# Exercise materials
# # # # # # #
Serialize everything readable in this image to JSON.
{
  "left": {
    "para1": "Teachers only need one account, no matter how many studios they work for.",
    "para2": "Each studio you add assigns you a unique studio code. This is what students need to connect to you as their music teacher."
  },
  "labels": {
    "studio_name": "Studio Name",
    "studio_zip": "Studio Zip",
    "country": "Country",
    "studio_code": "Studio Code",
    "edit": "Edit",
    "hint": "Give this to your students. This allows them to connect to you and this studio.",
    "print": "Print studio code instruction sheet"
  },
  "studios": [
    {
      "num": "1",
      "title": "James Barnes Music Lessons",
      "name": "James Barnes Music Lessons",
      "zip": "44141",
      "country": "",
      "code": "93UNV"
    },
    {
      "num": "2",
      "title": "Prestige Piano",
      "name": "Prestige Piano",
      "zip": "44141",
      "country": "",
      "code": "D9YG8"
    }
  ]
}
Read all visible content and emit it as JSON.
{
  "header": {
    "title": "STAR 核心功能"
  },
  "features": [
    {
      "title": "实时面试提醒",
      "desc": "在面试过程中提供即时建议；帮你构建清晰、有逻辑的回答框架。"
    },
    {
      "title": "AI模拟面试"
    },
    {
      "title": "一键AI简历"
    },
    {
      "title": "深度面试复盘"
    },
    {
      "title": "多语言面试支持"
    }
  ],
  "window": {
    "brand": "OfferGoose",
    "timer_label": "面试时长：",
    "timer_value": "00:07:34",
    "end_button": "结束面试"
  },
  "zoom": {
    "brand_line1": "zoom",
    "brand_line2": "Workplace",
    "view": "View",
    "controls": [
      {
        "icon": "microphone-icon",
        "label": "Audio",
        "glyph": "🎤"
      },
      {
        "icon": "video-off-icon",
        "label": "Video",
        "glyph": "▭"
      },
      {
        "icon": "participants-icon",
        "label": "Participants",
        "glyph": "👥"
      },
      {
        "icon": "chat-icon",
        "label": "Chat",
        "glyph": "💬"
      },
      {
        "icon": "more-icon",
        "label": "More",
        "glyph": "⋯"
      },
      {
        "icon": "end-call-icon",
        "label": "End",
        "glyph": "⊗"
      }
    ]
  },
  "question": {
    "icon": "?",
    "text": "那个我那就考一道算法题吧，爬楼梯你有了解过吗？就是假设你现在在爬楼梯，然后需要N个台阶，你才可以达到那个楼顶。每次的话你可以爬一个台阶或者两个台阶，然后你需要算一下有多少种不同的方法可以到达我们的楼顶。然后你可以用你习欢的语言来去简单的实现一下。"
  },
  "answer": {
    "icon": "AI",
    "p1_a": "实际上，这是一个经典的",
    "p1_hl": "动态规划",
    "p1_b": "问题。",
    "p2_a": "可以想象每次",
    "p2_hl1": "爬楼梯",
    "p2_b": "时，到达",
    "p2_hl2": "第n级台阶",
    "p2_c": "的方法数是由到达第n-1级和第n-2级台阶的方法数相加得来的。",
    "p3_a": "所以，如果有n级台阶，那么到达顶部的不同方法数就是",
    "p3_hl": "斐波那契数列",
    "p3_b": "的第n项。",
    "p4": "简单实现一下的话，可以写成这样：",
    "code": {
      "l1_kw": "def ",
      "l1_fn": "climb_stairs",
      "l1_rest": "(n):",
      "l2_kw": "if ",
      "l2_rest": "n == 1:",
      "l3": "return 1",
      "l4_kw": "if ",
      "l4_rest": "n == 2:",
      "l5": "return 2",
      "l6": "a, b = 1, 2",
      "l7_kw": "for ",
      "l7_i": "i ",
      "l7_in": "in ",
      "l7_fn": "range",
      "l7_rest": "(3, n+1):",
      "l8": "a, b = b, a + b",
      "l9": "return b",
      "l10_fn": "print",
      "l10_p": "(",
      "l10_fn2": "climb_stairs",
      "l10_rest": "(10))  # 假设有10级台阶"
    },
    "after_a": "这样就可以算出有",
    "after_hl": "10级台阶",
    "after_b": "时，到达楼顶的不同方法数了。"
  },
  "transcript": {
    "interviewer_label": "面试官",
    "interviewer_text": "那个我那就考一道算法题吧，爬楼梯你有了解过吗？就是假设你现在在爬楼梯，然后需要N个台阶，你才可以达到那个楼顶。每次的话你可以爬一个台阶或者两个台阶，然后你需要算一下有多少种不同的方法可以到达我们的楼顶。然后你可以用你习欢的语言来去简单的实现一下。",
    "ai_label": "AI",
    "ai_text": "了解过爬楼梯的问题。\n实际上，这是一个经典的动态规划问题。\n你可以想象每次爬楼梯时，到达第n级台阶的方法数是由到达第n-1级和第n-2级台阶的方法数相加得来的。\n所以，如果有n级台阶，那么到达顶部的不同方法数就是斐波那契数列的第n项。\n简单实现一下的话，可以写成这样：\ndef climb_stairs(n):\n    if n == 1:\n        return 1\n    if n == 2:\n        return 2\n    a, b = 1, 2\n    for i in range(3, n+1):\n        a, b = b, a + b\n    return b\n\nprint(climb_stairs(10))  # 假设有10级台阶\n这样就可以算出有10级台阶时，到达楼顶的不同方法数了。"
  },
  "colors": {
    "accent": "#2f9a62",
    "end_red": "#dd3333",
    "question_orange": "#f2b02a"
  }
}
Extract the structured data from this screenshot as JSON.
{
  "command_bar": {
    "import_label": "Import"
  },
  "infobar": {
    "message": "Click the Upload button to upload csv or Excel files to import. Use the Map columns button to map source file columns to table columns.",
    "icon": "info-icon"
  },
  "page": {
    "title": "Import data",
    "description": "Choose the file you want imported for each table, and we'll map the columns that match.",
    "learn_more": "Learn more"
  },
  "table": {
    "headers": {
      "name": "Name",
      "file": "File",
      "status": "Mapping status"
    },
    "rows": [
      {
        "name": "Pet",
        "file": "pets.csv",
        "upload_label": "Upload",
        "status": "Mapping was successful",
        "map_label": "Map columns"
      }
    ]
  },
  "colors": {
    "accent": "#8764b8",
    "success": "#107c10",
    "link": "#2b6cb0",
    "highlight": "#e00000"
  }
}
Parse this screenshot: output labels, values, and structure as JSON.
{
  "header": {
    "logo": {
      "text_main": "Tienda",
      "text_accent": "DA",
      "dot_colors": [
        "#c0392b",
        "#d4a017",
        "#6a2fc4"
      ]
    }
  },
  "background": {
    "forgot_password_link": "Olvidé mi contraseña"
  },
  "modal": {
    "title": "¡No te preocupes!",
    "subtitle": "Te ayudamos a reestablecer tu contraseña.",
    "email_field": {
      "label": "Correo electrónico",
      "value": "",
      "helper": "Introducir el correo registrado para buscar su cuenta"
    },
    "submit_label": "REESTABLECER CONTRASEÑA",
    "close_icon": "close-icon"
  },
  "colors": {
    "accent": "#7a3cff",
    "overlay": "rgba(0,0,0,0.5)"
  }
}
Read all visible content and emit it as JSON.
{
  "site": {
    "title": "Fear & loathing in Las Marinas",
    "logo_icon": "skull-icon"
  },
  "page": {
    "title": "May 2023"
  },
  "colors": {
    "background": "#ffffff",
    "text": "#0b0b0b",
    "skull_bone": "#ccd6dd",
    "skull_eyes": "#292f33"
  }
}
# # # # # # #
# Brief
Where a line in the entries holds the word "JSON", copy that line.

# Result
Serialize everything readable in this image to JSON.
Read all visible content and emit it as JSON.
Extract the structured data from this screenshot as JSON.
Parse this screenshot: output labels, values, and structure as JSON.
Read all visible content and emit it as JSON.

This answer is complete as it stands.